Following injury or damage, insulin plays a key role in the maturation and regeneration of immature olfactory sensory neurons.
Regions of the olfactory system in mice with higher amyloid beta expression exhibited lower activation of olfactory sensory neurons and decreased odor detection.
Trained scent detection dogs are able to detect organic compounds associated with COVID-19 in patients. Researchers report the dogs are better at detecting coronavirus infection than standard tests.
Study finds olfaction plays a significant role in the motivation to exercise. Mice who were "high runners" developed genetic differences in their olfactory systems that caused them to perceive smells differently than more sedentary mice.
Women who experience unexplained repeated pregnancy loss (uRPL) process olfactory signals related to male body odor differently to other women. Those who experience uRPL are better able to identify the smell of their spouse.
Coronavirus can cause several significant neurological disorders, and the pandemic has been linked to a rise in people reporting mental health problems such as depression and anxiety. Researchers examine how COVID-19 affects brain and mental health and provides some techniques which can help to improve well-being during the pandemic.
Analyzing nasal discharge could be a new tool in diagnosing and monitoring the progression of Alzheimer's disease. Researchers found certain Alzheimer's related proteins can be detected in nasal discharge.
A simple smell test could help doctors to identify which patients in a vegetative state will recover. 100% of patients in a vegetative state who reacted to the sniff test went on to regain consciousness. 91% of those were still alive three years post-injury.

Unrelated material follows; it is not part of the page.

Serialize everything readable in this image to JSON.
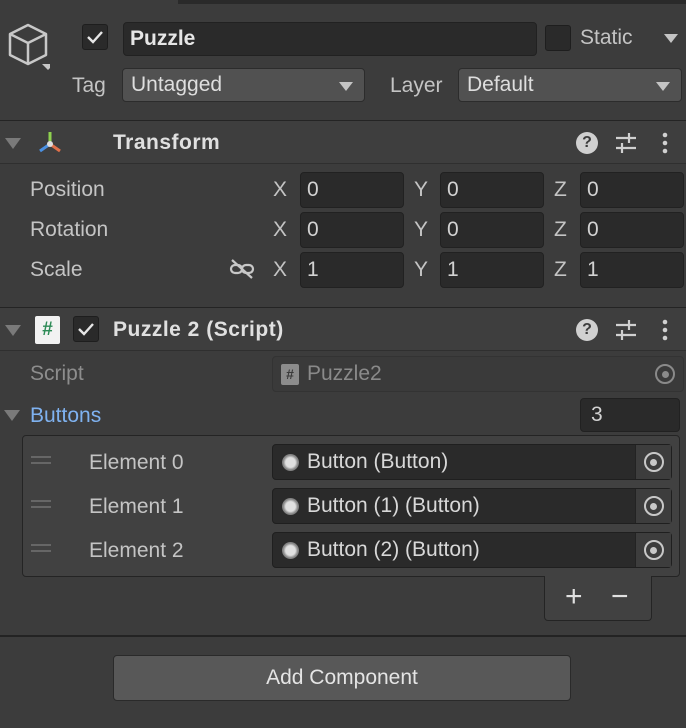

Mounting evidence suggests coronavirus affects the brain, in addition to the lungs. Researchers are examining the threat COVID-19 posses to long term brain health. They speculate maternal inflammation could lead to an increased risk of autism-like behaviors and neurodevelopment deficits in children born to mothers diagnosed with coronavirus. Other studies are exploring how the virus may spread in the nervous system via synaptic transmission.

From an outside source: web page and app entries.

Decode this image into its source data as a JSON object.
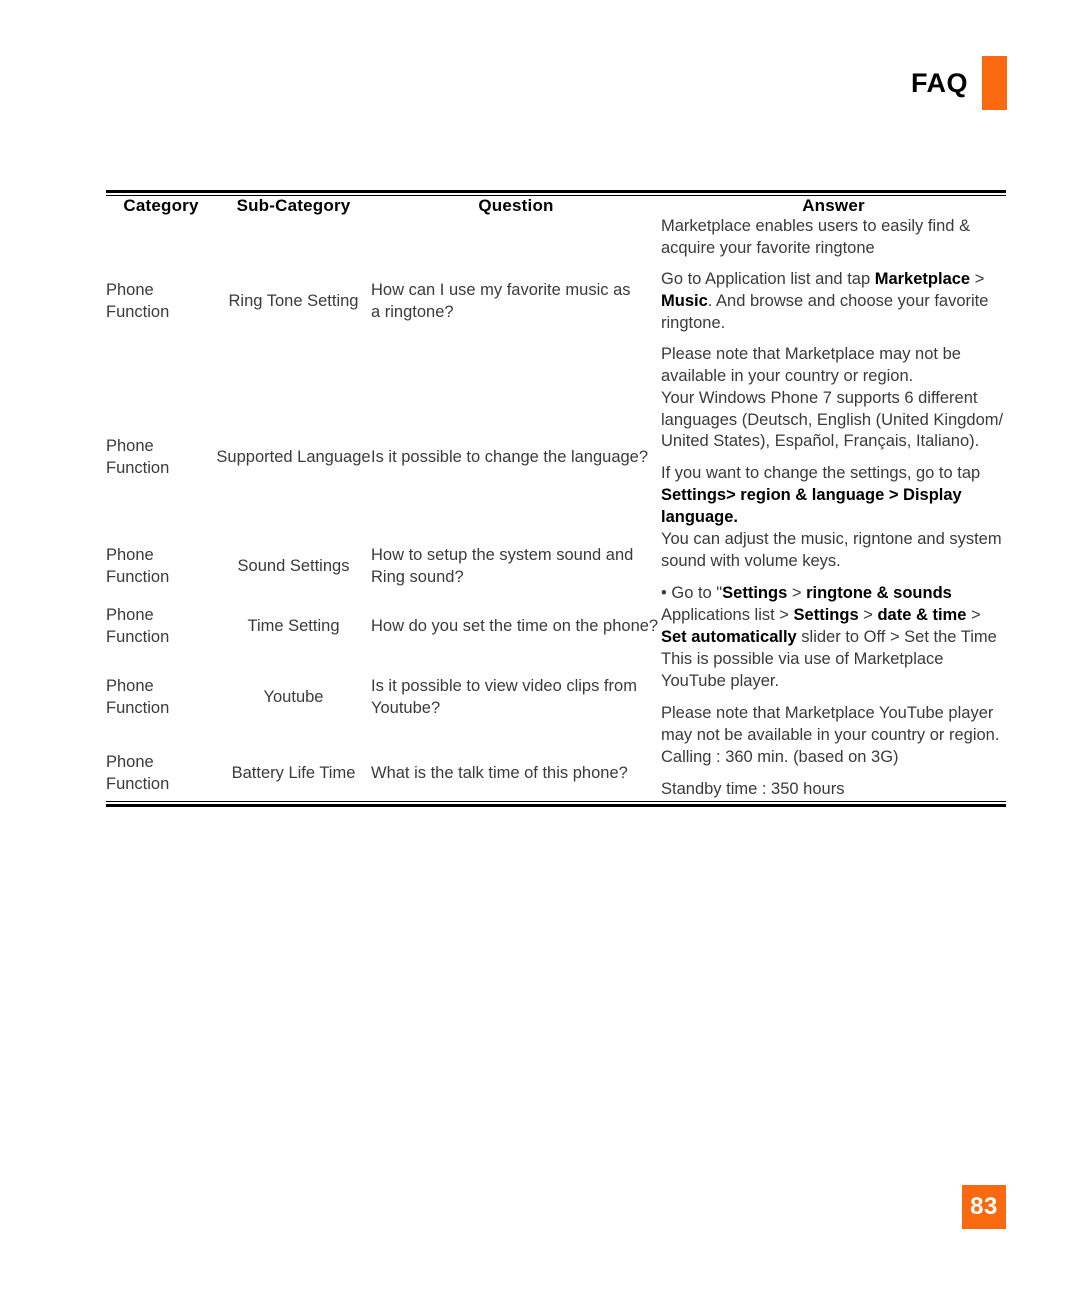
{
  "header": {
    "title": "FAQ",
    "accent_color": "#f96a10"
  },
  "table": {
    "columns": [
      "Category",
      "Sub-Category",
      "Question",
      "Answer"
    ],
    "rows": [
      {
        "category_line1": "Phone",
        "category_line2": "Function",
        "sub_category": "Ring Tone Setting",
        "question_line1": "How can I use my favorite music as",
        "question_line2": "a ringtone?",
        "answer": [
          [
            {
              "t": "Marketplace enables users to easily find & acquire your favorite ringtone",
              "b": false
            }
          ],
          [
            {
              "t": "Go to Application list and tap ",
              "b": false
            },
            {
              "t": "Marketplace",
              "b": true
            },
            {
              "t": " > ",
              "b": false
            },
            {
              "t": "Music",
              "b": true
            },
            {
              "t": ". And browse and choose your favorite ringtone.",
              "b": false
            }
          ],
          [
            {
              "t": "Please note that Marketplace may not be available in your country or region.",
              "b": false
            }
          ]
        ]
      },
      {
        "category_line1": "Phone",
        "category_line2": "Function",
        "sub_category": "Supported Language",
        "question_line1": "Is it possible to change the language?",
        "question_line2": "",
        "answer": [
          [
            {
              "t": "Your Windows Phone 7 supports 6 different languages (Deutsch, English (United Kingdom/ United States), Español, Français, Italiano).",
              "b": false
            }
          ],
          [
            {
              "t": "If you want to change the settings, go to tap ",
              "b": false
            },
            {
              "t": "Settings> region & language > Display language.",
              "b": true
            }
          ]
        ]
      },
      {
        "category_line1": "Phone",
        "category_line2": "Function",
        "sub_category": "Sound Settings",
        "question_line1": "How to setup the system sound and",
        "question_line2": "Ring sound?",
        "answer": [
          [
            {
              "t": "You can adjust the music, rigntone and system sound with volume keys.",
              "b": false
            }
          ],
          [
            {
              "t": "• Go to \"",
              "b": false
            },
            {
              "t": "Settings",
              "b": true
            },
            {
              "t": " > ",
              "b": false
            },
            {
              "t": "ringtone & sounds",
              "b": true
            }
          ]
        ]
      },
      {
        "category_line1": "Phone",
        "category_line2": "Function",
        "sub_category": "Time Setting",
        "question_line1": "How do you set the time on the phone?",
        "question_line2": "",
        "answer": [
          [
            {
              "t": "Applications list > ",
              "b": false
            },
            {
              "t": "Settings",
              "b": true
            },
            {
              "t": " > ",
              "b": false
            },
            {
              "t": "date & time",
              "b": true
            },
            {
              "t": " > ",
              "b": false
            },
            {
              "t": "Set automatically",
              "b": true
            },
            {
              "t": " slider to Off > Set the Time",
              "b": false
            }
          ]
        ]
      },
      {
        "category_line1": "Phone",
        "category_line2": "Function",
        "sub_category": "Youtube",
        "question_line1": "Is it possible to view video clips from",
        "question_line2": "Youtube?",
        "answer": [
          [
            {
              "t": "This is possible via use of Marketplace YouTube player.",
              "b": false
            }
          ],
          [
            {
              "t": "Please note that Marketplace YouTube player may not be available in your country or region.",
              "b": false
            }
          ]
        ]
      },
      {
        "category_line1": "Phone",
        "category_line2": "Function",
        "sub_category": "Battery Life Time",
        "question_line1": "What is the talk time of this phone?",
        "question_line2": "",
        "answer": [
          [
            {
              "t": "Calling : 360 min. (based on 3G)",
              "b": false
            }
          ],
          [
            {
              "t": "Standby time : 350 hours",
              "b": false
            }
          ]
        ]
      }
    ]
  },
  "footer": {
    "page_number": "83",
    "badge_color": "#f96a10"
  }
}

A shot of the reproductive hormone kisspeptin enhances brain activity in response to olfactory and visual cues of attraction in men. The findings reveal a previously undescribed attraction pathway in humans activated by the hormone and identify kisspeptin signaling as a potential therapeutic pathway for psychosexual and reproductive disorders.